Show Summary Details

Page of

PRINTED FROM OXFORD HANDBOOKS ONLINE ( © Oxford University Press, 2018. All Rights Reserved. Under the terms of the licence agreement, an individual user may print out a PDF of a single chapter of a title in Oxford Handbooks Online for personal use (for details see Privacy Policy and Legal Notice).

date: 08 August 2020

Abstract and Keywords

This chapter considers the era of ‘legal formalism’, which is usually taken to refer to the period in American legal thought between the 1860s and the 1920s, when a new generation of post-bellum treatise-writers and legal academics sought to discover the underlying principles of common law cases, and put them into a rational order. This period is sometimes also referred to as the era of ‘classical legal thought’. In contemporary jurisprudence, the term ‘formalism’ refers to a specific approach to adjudication and constitutional interpretation, which has its defenders as well as its critics. However, in the era under study, it was neither a term which jurists used to describe themselves, nor one which their critics used to describe them.

Keywords: legal formalism, legal history, jurisprudence, American legal thought, common law

Access to the complete content on Oxford Handbooks Online requires a subscription or purchase. Public users are able to search the site and view the abstracts and keywords for each book and chapter without a subscription.

Please subscribe or login to access full text content.

If you have purchased a print title that contains an access token, please see the token for information about how to register your code.

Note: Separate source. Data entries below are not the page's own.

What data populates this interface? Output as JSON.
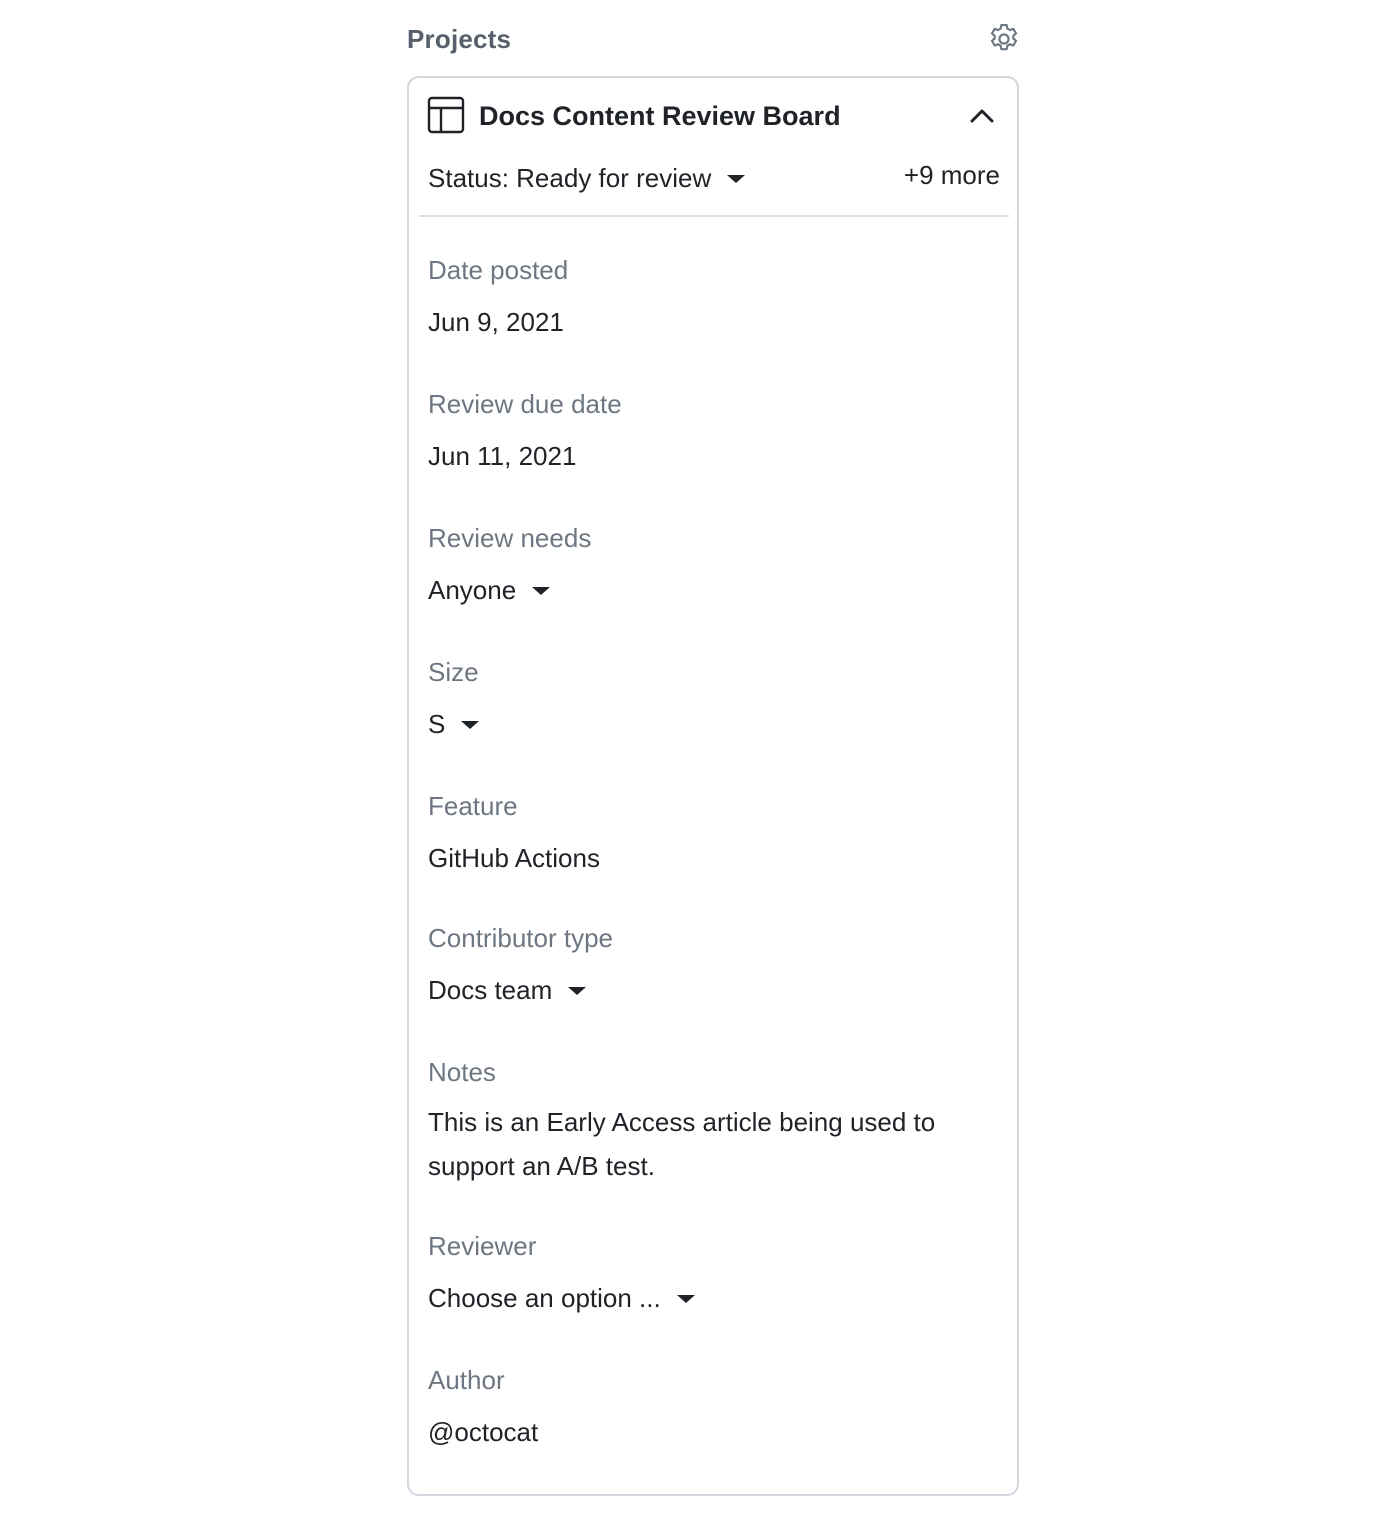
{
  "sidebar": {
    "title": "Projects",
    "settings_icon": "gear-icon"
  },
  "project": {
    "icon": "table-icon",
    "title": "Docs Content Review Board",
    "collapse_icon": "chevron-up-icon",
    "status": "Status: Ready for review",
    "more": "+9 more",
    "fields": {
      "date_posted": {
        "label": "Date posted",
        "value": "Jun 9, 2021"
      },
      "review_due_date": {
        "label": "Review due date",
        "value": "Jun 11, 2021"
      },
      "review_needs": {
        "label": "Review needs",
        "value": "Anyone"
      },
      "size": {
        "label": "Size",
        "value": "S"
      },
      "feature": {
        "label": "Feature",
        "value": "GitHub Actions"
      },
      "contributor_type": {
        "label": "Contributor type",
        "value": "Docs team"
      },
      "notes": {
        "label": "Notes",
        "value": "This is an Early Access article being used to support an A/B test."
      },
      "reviewer": {
        "label": "Reviewer",
        "value": "Choose an option ..."
      },
      "author": {
        "label": "Author",
        "value": "@octocat"
      }
    }
  },
  "colors": {
    "text_primary": "#1f2328",
    "text_muted": "#6e7781",
    "border": "#d0d7de"
  }
}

For questions on access or troubleshooting, please check our FAQs, and if you can''t find the answer there, please contact us.